The program's Basic section covers the topics, vocabulary, and phrases you'll need to know for travel: how to introduce yourself, ask where the bathroom is, and make friends. Like a good language course, Learn To Speak starts each lesson by playing audio of native Spanish speakers so that you can hear how the dialogue should sound, and it includes simple illustrations that provide context for the dialogue. Then you try out common phrases yourself. Only then does the program provide the underlying rules and structures of grammar. You finish each lesson with exercises such as drag and match, where you listen to a statement, then select the correct response. The only problem with these exercises is that, unlike most testing software, it doesn't tell you if you've answered incorrectly until you've finished the entire test.

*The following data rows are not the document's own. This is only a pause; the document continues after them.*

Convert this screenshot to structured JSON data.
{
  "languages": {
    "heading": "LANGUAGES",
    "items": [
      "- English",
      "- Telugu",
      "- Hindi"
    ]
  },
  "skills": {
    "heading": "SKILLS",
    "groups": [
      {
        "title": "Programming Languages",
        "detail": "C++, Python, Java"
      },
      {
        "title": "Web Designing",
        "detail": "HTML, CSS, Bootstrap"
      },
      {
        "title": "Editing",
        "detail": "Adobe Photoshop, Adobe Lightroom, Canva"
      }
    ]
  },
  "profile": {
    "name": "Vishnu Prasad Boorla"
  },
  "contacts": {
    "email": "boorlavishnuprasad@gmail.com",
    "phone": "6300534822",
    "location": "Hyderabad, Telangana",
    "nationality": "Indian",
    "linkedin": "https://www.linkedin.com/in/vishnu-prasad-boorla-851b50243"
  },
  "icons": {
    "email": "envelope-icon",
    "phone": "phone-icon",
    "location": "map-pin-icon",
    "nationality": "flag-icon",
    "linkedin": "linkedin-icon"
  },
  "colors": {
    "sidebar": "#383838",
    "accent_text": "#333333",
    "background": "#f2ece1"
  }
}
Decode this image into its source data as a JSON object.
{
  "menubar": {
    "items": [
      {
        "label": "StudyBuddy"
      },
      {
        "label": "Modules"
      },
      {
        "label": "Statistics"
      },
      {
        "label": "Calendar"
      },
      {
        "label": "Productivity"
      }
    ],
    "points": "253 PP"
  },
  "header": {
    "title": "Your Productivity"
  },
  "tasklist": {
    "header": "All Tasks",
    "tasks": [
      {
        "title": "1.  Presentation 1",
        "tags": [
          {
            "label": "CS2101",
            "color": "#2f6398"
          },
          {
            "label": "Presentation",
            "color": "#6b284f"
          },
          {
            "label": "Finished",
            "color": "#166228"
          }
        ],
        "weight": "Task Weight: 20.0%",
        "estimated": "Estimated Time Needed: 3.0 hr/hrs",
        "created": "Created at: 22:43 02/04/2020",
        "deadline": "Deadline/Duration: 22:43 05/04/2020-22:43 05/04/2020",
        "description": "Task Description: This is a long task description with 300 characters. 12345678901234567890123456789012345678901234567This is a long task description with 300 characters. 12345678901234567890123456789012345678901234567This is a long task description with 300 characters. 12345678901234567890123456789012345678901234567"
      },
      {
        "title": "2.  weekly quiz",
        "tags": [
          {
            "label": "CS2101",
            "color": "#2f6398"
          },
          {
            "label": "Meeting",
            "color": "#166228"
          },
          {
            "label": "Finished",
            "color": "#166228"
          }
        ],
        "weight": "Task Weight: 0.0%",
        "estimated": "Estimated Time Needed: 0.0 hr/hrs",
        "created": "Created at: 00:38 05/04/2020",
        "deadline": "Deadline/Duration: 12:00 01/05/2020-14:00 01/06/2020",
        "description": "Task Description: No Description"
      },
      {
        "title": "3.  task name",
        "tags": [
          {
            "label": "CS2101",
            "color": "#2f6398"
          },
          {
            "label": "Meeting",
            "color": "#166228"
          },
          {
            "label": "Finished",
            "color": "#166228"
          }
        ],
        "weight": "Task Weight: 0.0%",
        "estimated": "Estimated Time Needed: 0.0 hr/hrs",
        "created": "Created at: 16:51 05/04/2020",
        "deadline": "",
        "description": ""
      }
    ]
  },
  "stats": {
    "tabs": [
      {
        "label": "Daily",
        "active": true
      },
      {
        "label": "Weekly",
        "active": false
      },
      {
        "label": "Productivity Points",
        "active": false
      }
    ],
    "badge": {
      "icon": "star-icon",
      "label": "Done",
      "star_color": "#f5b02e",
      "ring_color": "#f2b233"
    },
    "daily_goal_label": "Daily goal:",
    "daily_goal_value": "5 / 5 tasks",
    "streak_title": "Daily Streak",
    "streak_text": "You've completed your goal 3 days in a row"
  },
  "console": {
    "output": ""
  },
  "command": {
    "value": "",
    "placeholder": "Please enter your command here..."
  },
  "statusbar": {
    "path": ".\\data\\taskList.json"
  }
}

So, if you messed up on question three, by the time you find out, you may not remember what the original question was.
After you've completed the exercises, you can build up your vocabulary (numbers, time, dates, colors) and engage in branching conversations with videos of comely native speakers. Here and elsewhere, the software seems designed with romantic encounters in mind, featuring, for example, scenarios where you meet suave señores and sultry señoritas at bars and parties.
Once you master the basics, you choose which extended course to take: travel, business, or everyday life. (Of course, you can go back and take a different one later.) These offer scenarios such as asking for directions, making appointments, or shopping for food. The program also offers the ability to download more lessons from the Web and sign up for online study groups, but we couldn't get these features to work. (A technician at the Learning Company's support line said the Web site's database was being upgraded at the time of this review; he could not tell us when the site would be up again.)
As a rule, the Learning Company's tech support is prompt and courteous, but there's no toll-free number, and the hours are limited to 8 a.m. to 5 p.m., CT, Monday through Friday. Technicians also pump you for information--such as your name, e-mail address, phone number, and street address--before you can get help.
When you've had your fill of interactive español, you can engage in armchair travel by watching minitravelogues about Mexican history, culture, and tourist attractions. Strangely, there's no information about other Spanish-speaking countries (such as Spain, for instance).
Good enough for flamenco
Learn To Speak isn't especially fancy. It won't wow you with graphics or special effects. And no software can replace actual conversations with real humans. Still, it's an effective tool for studying a foreign tongue, especially if you hope to meet that special someone over a cup of café con leche.